- **Work required**
From the entries below, extract every line that includes the word "JSON".

Information given section start

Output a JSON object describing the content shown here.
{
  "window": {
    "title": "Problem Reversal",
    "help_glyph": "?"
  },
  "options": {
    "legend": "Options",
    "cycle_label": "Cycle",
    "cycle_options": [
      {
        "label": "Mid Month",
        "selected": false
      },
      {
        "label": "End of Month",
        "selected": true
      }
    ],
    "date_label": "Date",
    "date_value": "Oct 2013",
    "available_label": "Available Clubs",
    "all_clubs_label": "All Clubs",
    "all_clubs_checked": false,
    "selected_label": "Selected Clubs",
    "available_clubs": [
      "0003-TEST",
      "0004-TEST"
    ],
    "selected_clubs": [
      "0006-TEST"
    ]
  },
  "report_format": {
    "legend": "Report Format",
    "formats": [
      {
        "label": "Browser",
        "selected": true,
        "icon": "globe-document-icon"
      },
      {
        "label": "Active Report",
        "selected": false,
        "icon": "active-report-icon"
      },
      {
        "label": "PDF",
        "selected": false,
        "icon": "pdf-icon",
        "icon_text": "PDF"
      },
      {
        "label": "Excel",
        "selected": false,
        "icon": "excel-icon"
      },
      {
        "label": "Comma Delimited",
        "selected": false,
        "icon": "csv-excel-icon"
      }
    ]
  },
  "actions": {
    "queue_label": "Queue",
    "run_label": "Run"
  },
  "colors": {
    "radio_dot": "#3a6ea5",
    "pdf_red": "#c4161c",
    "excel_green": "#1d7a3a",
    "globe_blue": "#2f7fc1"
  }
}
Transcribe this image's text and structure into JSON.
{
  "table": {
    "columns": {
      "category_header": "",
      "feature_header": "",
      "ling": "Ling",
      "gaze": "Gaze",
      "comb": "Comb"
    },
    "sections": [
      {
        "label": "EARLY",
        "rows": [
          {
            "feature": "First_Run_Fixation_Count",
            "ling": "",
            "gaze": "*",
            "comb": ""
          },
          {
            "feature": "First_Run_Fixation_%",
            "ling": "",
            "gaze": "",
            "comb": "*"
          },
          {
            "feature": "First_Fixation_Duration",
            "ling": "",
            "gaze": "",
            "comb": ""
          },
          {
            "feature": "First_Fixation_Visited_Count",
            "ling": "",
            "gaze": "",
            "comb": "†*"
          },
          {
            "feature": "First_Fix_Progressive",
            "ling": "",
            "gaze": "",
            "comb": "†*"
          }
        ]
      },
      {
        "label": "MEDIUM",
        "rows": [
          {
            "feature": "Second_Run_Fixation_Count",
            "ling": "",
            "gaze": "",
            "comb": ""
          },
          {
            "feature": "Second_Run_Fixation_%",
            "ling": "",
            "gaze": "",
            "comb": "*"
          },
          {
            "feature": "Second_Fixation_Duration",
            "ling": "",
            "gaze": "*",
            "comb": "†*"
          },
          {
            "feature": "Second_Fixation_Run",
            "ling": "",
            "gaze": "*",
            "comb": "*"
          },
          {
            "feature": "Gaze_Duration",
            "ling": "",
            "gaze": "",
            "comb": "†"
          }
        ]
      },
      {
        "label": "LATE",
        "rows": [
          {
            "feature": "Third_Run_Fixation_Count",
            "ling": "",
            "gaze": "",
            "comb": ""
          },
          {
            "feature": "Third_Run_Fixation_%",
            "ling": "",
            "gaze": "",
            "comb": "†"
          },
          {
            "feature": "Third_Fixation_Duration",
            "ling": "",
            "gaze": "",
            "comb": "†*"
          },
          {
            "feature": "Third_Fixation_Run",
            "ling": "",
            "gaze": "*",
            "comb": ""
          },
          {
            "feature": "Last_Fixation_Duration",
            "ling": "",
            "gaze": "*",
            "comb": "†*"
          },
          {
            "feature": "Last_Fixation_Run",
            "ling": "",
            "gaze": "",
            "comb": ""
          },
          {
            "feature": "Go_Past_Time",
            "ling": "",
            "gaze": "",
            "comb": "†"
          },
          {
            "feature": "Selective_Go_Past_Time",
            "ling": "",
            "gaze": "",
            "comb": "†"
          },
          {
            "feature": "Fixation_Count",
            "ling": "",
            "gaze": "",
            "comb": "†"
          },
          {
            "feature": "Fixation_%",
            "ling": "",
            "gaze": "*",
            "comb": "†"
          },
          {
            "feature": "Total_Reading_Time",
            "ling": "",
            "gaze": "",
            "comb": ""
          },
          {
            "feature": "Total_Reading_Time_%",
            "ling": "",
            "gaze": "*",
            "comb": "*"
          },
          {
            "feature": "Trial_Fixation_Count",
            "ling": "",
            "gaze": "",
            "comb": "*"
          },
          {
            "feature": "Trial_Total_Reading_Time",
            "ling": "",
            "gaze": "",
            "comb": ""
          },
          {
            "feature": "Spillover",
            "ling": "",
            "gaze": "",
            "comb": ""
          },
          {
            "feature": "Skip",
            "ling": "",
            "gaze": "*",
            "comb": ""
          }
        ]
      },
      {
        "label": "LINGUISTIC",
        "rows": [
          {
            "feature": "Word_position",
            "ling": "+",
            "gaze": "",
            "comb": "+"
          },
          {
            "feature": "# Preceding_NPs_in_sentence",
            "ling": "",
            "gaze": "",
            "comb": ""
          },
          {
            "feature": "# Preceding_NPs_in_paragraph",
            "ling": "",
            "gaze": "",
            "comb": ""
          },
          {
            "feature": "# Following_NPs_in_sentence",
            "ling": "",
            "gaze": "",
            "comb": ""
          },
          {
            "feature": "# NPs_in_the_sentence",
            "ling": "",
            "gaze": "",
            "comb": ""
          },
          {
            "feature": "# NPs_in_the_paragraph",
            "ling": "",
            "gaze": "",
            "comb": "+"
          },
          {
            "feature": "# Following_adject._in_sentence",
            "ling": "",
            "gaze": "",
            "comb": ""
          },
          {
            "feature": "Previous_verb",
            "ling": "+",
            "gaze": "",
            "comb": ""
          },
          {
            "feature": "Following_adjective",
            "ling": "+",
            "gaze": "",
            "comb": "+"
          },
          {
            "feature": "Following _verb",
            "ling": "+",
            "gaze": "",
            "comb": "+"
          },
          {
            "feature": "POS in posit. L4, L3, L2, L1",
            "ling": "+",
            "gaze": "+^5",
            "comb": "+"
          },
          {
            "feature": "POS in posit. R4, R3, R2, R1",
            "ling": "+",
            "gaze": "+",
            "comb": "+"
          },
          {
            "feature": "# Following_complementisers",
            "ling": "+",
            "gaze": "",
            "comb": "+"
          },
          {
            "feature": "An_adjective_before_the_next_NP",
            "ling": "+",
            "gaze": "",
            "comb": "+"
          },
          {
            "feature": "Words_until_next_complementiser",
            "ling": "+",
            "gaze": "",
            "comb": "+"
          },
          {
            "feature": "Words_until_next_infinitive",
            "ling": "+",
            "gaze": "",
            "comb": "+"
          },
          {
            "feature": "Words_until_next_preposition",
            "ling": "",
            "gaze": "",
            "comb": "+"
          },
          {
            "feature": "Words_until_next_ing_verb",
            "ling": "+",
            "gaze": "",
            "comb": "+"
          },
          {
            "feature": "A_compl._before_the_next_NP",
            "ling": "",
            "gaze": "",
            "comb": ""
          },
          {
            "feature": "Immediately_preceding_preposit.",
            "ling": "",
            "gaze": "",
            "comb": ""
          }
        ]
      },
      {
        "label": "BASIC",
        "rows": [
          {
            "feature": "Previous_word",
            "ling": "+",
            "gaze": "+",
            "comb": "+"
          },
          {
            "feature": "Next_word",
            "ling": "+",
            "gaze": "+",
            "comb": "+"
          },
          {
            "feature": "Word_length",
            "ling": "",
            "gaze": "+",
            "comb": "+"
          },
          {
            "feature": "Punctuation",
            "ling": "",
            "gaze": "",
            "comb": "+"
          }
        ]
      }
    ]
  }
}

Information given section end

- **Result of the task**
Output a JSON object describing the content shown here.
Transcribe this image's text and structure into JSON.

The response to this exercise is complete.